As the Senate turns to an energy/cap and trade/tax bill to reduce GHG emissions, the pundits are turning to the question of whether cap and trade (a) will be enacted and/or (b) reduce GHGs. The Huffington Post’s Robert Stavins links the demise of cap and trade to the failing economy, to an endemic lack of faith in markets, and to the fact that cap and trade was the leading proposal to limit and reduce greenhouse gas emissions. In other words, cap and trade has been attacked by Republicans and coal-state Democrats because it was supported by the everyone else.
The problem with this is that not “everyone else” supports cap and trade.
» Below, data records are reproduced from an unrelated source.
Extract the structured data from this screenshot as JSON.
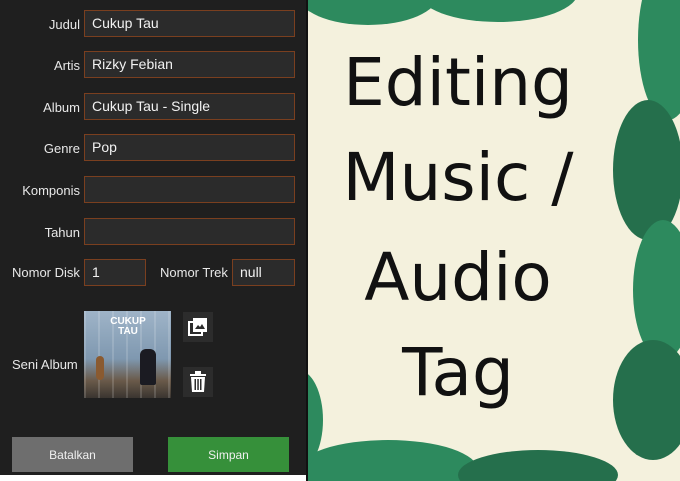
{
  "form": {
    "fields": [
      {
        "label": "Judul",
        "value": "Cukup Tau"
      },
      {
        "label": "Artis",
        "value": "Rizky Febian"
      },
      {
        "label": "Album",
        "value": "Cukup Tau - Single"
      },
      {
        "label": "Genre",
        "value": "Pop"
      },
      {
        "label": "Komponis",
        "value": ""
      },
      {
        "label": "Tahun",
        "value": ""
      }
    ],
    "disk": {
      "label": "Nomor Disk",
      "value": "1"
    },
    "track": {
      "label": "Nomor Trek",
      "value": "null"
    },
    "album_art": {
      "label": "Seni Album",
      "cover_text": "CUKUP TAU"
    },
    "cancel_label": "Batalkan",
    "save_label": "Simpan"
  },
  "banner": {
    "lines": [
      "Editing",
      "Music /",
      "Audio",
      "Tag"
    ]
  },
  "colors": {
    "panel": "#1f1f1f",
    "field_border": "#7a3f1f",
    "save": "#36903a",
    "cancel": "#6e6e6e",
    "leaf": "#2d8a5e",
    "background": "#f4f1dd"
  }
}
For example, Annie Leonard launches a hyperbolic attack on cap and trade (e.g. cap and "giveaway" was designed by Enron alumni and Goldman Sachs, and is akin to the pyramid scheme of Bernie Madoff), and misinformation about how markets actually work . According to Leonard, cap and trade is bad, can never work and will be abused by big business to make money and continue to pollute.
Leonard is not entirely wrong. Improper cap and trade programs accomplish nothing. However, Leonard substitutes invective for analysis. Her solution is to slap carbon fees on “polluters” – neglecting to mention that these “fees” will be paid by consumers – and then sending the money overseas to pay our "ecological debt." Her approach calls for severe regulation, which even she admits will be "painful," to reduce emissions.
A recent MIT report, offhandedly and wrongly cited by Leonard, demonstrates the fallacy of her approach by concluding proper cap and trade systems can reduce GHGs without significant economic impact. MIT assumes free allocations of allowances might be necessary at the outset, but that allowances will be auctioned as the system matures. Further, allowances must be created based upon realistic expectations for manufacturing and energy production. Overestimating the need will result in no incentive to reduce emissions, or worse, the misuse of unused allowances, as in Hungary. Underestimating need, on the other hand, will result in skyrocketing prices and in fact tank the economy as critics warn.